- Peel,wash and tame the yam slices and pressure cook them.
- In a pan add oil, when the oil is hot add 1tsp mustard seeds, 1/2 tsp fenugreek seeds and 1/2 tsp of jeera to temper.
- Add onion slices and saute till they turn brown
- Add tomato slices and wait till the they are soft and mushy.
- Now add the boiled senai pieces and stir.
- Now add tamarind paste, curry powder, salt and turmeric powder, add little water.
- Cook in low flame for a few minutes till the masala mixes well with the yam slices.
This curry goes well with rice, rotis or paranthas.
3. Recipe for Elephant Foot Yam Kootu
Prep time: Approx. 15 mins
Cook time: Approx. 30 mins
Serves – 3-4
Elephant foot yam – 2 cups chopped or 1/4 kg
Tur dal – 1/3 cup
Tamarind – a small gooseberry sized ball
Turmeric powder – 1/4 tsp
Coriander seeds – 1 tbsp
Bengal gram/channa dal/kadalai paruppu – 2 tsp
Red chillies – 4
Grated coconut – 1/4 cup
Raw Rice – 1 tsp
For the seasoning
Oil – 1 tsp
Mustard seeds – 1 tsp
Hing – a pinch
Curry leaves – few
Peel the skin, wash and chop the elephant foot yam into small pieces. Wear disposable gloves or grease your hands with oil before cutting yam as some varieties itches the skin.

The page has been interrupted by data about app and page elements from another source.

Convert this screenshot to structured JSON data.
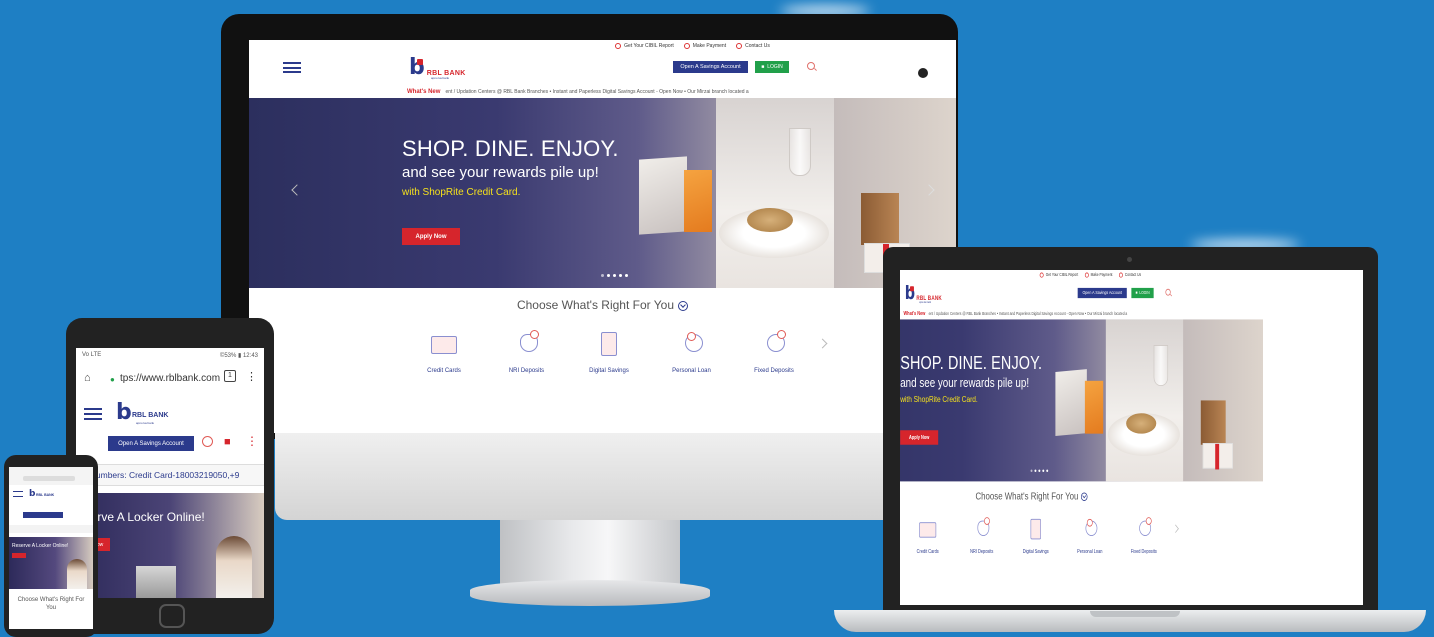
{
  "desktop": {
    "utility": [
      "Get Your CIBIL Report",
      "Make Payment",
      "Contact Us"
    ],
    "brand": "RBL BANK",
    "tagline": "apno ka bank",
    "open_account": "Open A Savings Account",
    "login": "LOGIN",
    "whats_new": "What's New",
    "ticker": "ent / Updation Centers @ RBL Bank Branches  •  Instant and Paperless Digital Savings Account - Open Now  •  Our Mirzai branch located a",
    "hero_title": "SHOP. DINE. ENJOY.",
    "hero_line2": "and see your rewards pile up!",
    "hero_line3": "with ShopRite Credit Card.",
    "apply": "Apply Now",
    "choose": "Choose What's Right For You",
    "products": [
      "Credit Cards",
      "NRI Deposits",
      "Digital Savings",
      "Personal Loan",
      "Fixed Deposits"
    ]
  },
  "tablet": {
    "status_left": "Vo LTE",
    "status_right": "©53% ▮ 12:43",
    "url": "tps://www.rblbank.com",
    "tab_count": "1",
    "brand": "RBL BANK",
    "tagline": "apno ka bank",
    "open_account": "Open A Savings Account",
    "ticker": "lumbers: Credit Card-18003219050,+9",
    "hero": "eserve A Locker Online!",
    "apply": "pply Now"
  },
  "phone": {
    "brand": "RBL BANK",
    "hero": "Reserve A Locker Online!",
    "choose": "Choose What's Right For",
    "choose2": "You"
  },
  "colors": {
    "background": "#1e7fc4",
    "brand_blue": "#2b3a8c",
    "brand_red": "#d6252c",
    "login_green": "#21a04a",
    "accent_yellow": "#f5e11c"
  }
}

Heat oil in a kadai (deep cooking pot), add coriander seeds, channa dal, red chillies, raw rice and saute until dal turns golden brown. Add grated coconut, fry for a few seconds and switch it off. Saute in the heat of the pan itself. Once it cools, grind it to a smooth paste.
Pressure cook dal for 3 whistles or until soft. Mash it well and keep it aside. (Soaking dal in hot water for 15-20 minutes prior to cooking saves a lot of time and fuel. The dal also gets cooked well.)

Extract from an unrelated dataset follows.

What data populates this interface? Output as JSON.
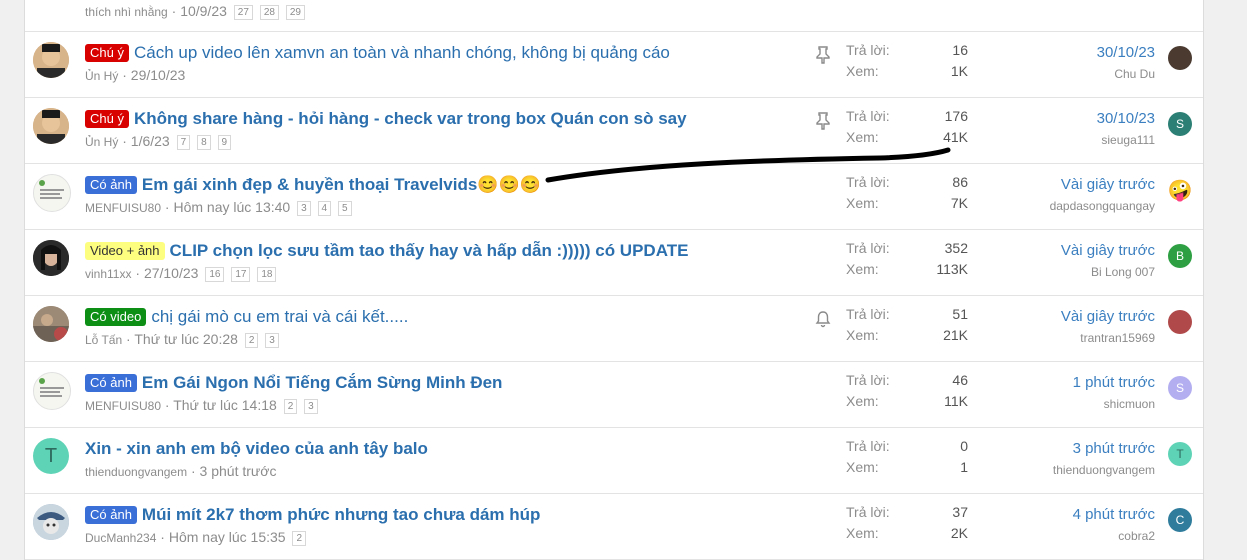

Soak tamarind in a cup of warm water for 15 minutes. Extract tamarind juice and discard the pulp.
- Cook senai/yam in 1 cup of water, adding salt and turmeric powder. Once the yam is half cooked, add 1 cup of tamarind water and cook until the raw flavor of the tamarind goes and the yam becomes soft.
- Once the yam is cooked well, add the ground paste.
- Add the cooked dal, 1/2 -3/4 cup of water and cook simmered until everything gets blended well. Check for salt.
- Heat a tsp of oil, add mustard seeds, when it splutters, add hing, curry leaves and pour it over the kootu. Serve with hot steamed rice.
With plain rice and any thogayal it makes a filling meal.